Homes on market for 11 weeks and one day – 1Q2016 FNB finding
FNB’s latest Property Barometer found that seasonal factors excluded, agents point to residential market activity moving sideways from the previous quarter but down on a year ago. However, stock constraints remain significant and the market is still well balanced reports John Loos, FNB Home Loans household and property strategist, in a summary of his findings.
In our April edition of Property Monthly, we made mention of certain economic indicators appearing “less weak” in recent months, compared with last year. For one, both of South Africa’s Composite Leading Business Cycle Indicators, i.e. the SARB version and the OECD version, still showed year-on-year decline as at January, but this rate of year-on-year decline had diminished in magnitude since late in 2015. Our FNB Valuers had also pointed to residential demand having slowed in recent times, but residential supply-side constraints being key in sustaining a still well-balanced market despite this demand-side slowing.
Perhaps we are seeing something similar in the 1st Quarter 2016 FNB Estate Agent Survey, where some of the numbers either “treaded water” or even improved.

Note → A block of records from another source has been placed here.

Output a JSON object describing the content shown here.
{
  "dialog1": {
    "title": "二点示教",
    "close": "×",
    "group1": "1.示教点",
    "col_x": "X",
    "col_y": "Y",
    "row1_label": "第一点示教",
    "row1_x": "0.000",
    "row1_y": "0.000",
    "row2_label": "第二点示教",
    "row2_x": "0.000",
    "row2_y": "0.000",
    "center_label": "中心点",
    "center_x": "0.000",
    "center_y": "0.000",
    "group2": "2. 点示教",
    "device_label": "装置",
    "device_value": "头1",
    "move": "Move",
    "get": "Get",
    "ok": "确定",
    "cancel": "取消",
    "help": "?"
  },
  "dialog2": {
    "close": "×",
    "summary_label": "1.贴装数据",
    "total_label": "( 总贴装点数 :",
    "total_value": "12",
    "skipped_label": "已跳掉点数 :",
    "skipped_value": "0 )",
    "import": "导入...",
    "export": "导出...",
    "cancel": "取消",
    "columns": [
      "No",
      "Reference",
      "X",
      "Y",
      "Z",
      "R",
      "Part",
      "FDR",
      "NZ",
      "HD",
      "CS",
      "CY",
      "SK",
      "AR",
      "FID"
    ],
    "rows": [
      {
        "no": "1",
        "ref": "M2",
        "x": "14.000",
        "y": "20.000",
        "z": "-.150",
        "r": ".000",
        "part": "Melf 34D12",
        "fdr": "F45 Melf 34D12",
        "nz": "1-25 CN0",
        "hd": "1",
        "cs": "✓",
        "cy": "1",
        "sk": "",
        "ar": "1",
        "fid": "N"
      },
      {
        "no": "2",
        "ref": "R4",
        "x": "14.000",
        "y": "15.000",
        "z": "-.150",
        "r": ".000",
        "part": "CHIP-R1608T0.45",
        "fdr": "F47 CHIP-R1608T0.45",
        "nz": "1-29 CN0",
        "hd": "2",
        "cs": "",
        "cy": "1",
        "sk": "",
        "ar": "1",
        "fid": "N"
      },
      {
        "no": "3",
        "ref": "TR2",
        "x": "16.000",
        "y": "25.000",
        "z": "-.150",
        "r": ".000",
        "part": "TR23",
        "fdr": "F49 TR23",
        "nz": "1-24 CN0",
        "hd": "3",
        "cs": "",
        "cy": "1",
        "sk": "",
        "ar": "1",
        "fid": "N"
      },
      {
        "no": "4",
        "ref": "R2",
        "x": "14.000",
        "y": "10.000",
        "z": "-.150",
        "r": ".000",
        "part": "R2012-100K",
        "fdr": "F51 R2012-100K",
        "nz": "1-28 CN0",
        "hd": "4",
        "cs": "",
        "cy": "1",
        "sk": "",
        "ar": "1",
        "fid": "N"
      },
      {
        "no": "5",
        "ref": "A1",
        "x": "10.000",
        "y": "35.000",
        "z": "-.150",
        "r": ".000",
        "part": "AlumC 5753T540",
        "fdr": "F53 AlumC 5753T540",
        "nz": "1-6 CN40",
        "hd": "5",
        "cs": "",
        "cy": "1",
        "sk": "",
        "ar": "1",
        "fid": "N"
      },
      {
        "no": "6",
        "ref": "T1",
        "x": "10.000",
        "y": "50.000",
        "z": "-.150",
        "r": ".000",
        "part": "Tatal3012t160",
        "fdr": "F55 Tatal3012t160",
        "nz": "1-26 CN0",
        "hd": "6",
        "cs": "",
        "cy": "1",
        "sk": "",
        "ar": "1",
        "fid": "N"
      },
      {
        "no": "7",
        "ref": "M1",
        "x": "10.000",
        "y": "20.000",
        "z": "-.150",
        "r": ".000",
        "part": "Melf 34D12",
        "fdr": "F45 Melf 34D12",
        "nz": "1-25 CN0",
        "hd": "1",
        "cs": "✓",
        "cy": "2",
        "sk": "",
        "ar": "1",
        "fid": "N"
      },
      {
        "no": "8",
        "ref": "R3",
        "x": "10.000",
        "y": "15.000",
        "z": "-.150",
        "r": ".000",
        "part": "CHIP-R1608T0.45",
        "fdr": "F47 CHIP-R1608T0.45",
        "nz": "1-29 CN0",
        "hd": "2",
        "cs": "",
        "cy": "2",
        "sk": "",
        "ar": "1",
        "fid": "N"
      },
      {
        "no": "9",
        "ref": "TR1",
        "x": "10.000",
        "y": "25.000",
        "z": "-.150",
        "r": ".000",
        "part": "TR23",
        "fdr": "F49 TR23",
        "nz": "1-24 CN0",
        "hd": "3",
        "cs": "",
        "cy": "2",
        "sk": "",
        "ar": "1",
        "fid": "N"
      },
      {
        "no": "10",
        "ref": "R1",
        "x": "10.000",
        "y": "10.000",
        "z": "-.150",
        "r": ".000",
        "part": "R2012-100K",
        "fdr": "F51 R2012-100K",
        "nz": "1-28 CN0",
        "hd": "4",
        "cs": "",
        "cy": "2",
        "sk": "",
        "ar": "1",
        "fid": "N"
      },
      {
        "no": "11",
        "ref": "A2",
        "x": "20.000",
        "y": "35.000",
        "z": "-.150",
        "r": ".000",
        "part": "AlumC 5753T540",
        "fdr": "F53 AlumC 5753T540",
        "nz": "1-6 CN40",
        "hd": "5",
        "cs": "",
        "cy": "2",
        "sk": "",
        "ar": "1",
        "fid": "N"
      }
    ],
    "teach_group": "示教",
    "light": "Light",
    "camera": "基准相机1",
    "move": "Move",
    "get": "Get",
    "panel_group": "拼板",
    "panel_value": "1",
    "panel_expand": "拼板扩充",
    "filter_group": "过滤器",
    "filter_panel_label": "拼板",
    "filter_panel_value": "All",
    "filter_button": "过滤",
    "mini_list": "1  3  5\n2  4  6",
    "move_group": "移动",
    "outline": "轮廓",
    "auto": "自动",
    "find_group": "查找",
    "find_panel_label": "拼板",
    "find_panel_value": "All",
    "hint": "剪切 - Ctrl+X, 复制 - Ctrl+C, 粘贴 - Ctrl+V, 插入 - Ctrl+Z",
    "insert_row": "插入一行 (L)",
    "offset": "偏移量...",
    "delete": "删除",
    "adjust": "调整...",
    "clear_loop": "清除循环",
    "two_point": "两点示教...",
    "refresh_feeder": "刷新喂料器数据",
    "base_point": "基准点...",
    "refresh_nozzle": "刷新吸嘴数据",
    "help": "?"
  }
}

However, the existence of strong 1st quarter seasonal factors means that the numbers require cautious interpretations.
In the survey, our sample of estate agents surveyed pointed to market activity levels rising during the 1st quarter of 2016. However, this is believed to be almost wholly due to positive seasonal factors, with February survey month typically being a strong seasonal one.
On a scale of 1 to 10, the 1st Quarter Residential Activity Indicator rose to 6.39, from the previous quarter’s 6.02. However, when one takes seasonal factors out through a statistical seasonal adjustment, we see that our seasonally-adjusted version of the Indicator remained unchanged on the prior quarter at 6.12. We would thus attribute the quarterly rise in the Activity Rating purely to seasonal factors.
The year-on-year rate of decline in the Activity Rating measured -5.1%, after the previous quarter’s -8.9%. Therefore, while activity may have treaded water from quarter to quarter on a seasonally adjusted basis, it had still declined noticeably since the corresponding quarter a year ago.
Other key indicators from the FNB Estate Agent Survey point to residential demand having slowed over the past 2 years or so, but nevertheless to a still-good balance between supply and demand in the residential market.
When agents are asked to estimate the average number of serious viewers per show house, they perceived a mild increase to 11.6 viewers in the 1st quarter 2016 survey, up from 11.29 in the previous quarter.
Eliminating possible seasonal influences by comparing this average with the corresponding quarter of 2015, it was also at a slightly higher level compared with an estimated 11 viewers in that quarter. That suggests some “treading of water” in terms of this indicator of residential demand during the 1st quarter, seasonal factors aside. However, these recent levels are significantly down on a high of 16,69 viewers reached in the 2nd quarter of 2013. This survey response is believed to be a residential demand-side indicator, suggesting slower demand compared with 2013/2014 levels, but no noticeable deterioration in the 1st quarter of 2016 compared with the previous quarter.
The agents implicitly explain part of the reason why residential demand is off the highs of 2013/14 when they answer the question related to home affordability. While they don’t perceive affordability levels to have deteriorated severely, their affordability perceptions in recent quarters were on average noticeably worse than in 2014. This could largely be explained by rising interest rates since early-2014.
But while the market appears to be off its demand highs of recent years, the agents continue to point to significant residential supply constraints, which are believed to be key in sustaining a still well-balanced market.
One of the indications of supply side constraints comes out in a significant percentage of agents that continues to point to “stock constraints” as a key issue in shaping their near term expectation of residential activity levels. In the 1st quarter of 2016 survey this percentage of agents citing stock constraints rose once more, after 3 prior quarters of decline, from 13.4% in the final quarter of 2015 to 17.3%. This remains significant, despite being down on a multi-year high of 24% in the 1st quarter a year ago.
Therefore, despite the indications of demand being lower on a year to 2 years ago, to date the impact on the market balance doesn’t appear to have been severe, if one looks at potential indicators of the balance between supply and demand or of “price realism”. The estimated average time of properties on the market actually declined slightly, from a previous quarter’s 12 weeks and 1 day, to 11 weeks and 1 day in the 1st quarter of 2016, having hovered at these levels since back in 2014. This continues to reflect a good market balance, and we see the reported supply-side constraints as being a key contributor to this balance.
A concern emanating from the survey, although not necessarily surprising, has been a noticeable rise in the percentage of respondents pointing to “Economic Stress/General Pessimism” in the market, along with a decline in those perceiving “Positive Consumer Sentiment”, in recent surveys.